A growing number of industry peers are expressing their concerns regarding Charissa Thompson, the host of Fox Sports NFL Kickoff, after she admitted to “making up” sideline reports during games. Thompson claimed that she resorted to this practice when coaches wouldn’t appear at halftime or when it was too late.
Tracy Wolfson, the Lead Sideline Reporter for the NFL on CBS, criticized Thompson’s actions, stating that they were “absolutely not ok” and “upsetting on so many levels.” Wolfson emphasized her commitment to taking the job seriously, being accountable for her statements, and building trust with coaches without resorting to fabrication.
Andrew Marchand, Sports Media Columnist for the New York Post, criticized Thompson for not only fabricating reports but also for publicly admitting to it. Marchand argued that this revelation makes other sideline reporters who conduct their jobs correctly look bad.
Chris Kirschner, a Yankees reporter for The Athletic, expressed disbelief that Thompson would proudly admit to such behavior, highlighting the damage it causes to the credibility of those who take their roles seriously. Kirschner deemed Thompson’s actions unethical and suggested that they could warrant her exclusion from the field.
Maddy Hudak, Sideline Reporter for Tulane Football, posted a passionate “6-minute diatribe,” expressing her dissatisfaction with the situation, conveying her displeasure with Thompson’s actions.
Mollie McGrath, a college football and hoops sideline reporter for ESPN, criticized Thompson’s behavior, describing it as “not normal or ethical.” McGrath emphasized the trust coaches and players place in reporters with sensitive information and warned that dishonesty could lead to a loss of trust and credibility.
Thompson revisited her admission on the Pardon My Take podcast, reiterating that she sometimes made up reports due to coaches’ unavailability. She defended her actions by stating that coaches wouldn’t challenge generic statements like improving on third down, reducing turnovers, and performing better on the field.
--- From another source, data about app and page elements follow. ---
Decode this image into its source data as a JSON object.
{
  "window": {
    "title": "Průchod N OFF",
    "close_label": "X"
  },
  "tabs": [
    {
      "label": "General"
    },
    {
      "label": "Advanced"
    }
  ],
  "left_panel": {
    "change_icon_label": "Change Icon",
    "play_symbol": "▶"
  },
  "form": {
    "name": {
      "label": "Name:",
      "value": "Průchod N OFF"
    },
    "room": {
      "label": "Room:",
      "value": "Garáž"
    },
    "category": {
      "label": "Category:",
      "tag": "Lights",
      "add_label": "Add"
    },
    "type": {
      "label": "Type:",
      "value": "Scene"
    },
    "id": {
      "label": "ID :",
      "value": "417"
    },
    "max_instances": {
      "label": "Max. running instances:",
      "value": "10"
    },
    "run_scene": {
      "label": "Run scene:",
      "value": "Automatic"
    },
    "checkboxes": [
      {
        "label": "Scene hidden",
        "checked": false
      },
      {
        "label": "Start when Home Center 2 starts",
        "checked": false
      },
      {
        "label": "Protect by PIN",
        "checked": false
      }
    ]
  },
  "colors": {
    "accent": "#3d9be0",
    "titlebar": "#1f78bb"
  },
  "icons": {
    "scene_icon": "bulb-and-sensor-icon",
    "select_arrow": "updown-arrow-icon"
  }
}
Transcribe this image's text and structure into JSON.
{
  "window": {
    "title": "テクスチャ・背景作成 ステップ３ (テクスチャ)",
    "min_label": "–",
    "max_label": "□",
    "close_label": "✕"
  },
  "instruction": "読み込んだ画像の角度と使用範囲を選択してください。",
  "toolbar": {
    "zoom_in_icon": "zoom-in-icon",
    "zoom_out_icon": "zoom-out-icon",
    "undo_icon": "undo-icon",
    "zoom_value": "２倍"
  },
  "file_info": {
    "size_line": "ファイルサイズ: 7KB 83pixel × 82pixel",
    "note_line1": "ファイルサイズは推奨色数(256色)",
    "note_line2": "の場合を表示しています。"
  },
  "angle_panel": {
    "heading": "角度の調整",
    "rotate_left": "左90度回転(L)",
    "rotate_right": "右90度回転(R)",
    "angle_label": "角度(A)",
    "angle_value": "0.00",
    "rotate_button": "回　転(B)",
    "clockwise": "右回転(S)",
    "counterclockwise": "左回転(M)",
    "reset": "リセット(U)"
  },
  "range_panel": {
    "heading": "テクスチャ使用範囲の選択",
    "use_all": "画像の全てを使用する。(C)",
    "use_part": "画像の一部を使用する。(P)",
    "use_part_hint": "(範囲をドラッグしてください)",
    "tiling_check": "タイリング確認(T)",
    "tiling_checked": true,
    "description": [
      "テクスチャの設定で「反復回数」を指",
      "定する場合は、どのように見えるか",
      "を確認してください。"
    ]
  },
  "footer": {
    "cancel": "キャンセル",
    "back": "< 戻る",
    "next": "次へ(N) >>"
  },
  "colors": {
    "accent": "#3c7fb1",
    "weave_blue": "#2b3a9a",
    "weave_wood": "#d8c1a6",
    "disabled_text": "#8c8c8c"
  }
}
In response, McGrath advised young reporters that Thompson’s behavior is not acceptable or ethical, emphasizing the importance of maintaining trust and credibility with coaches and players who share sensitive information.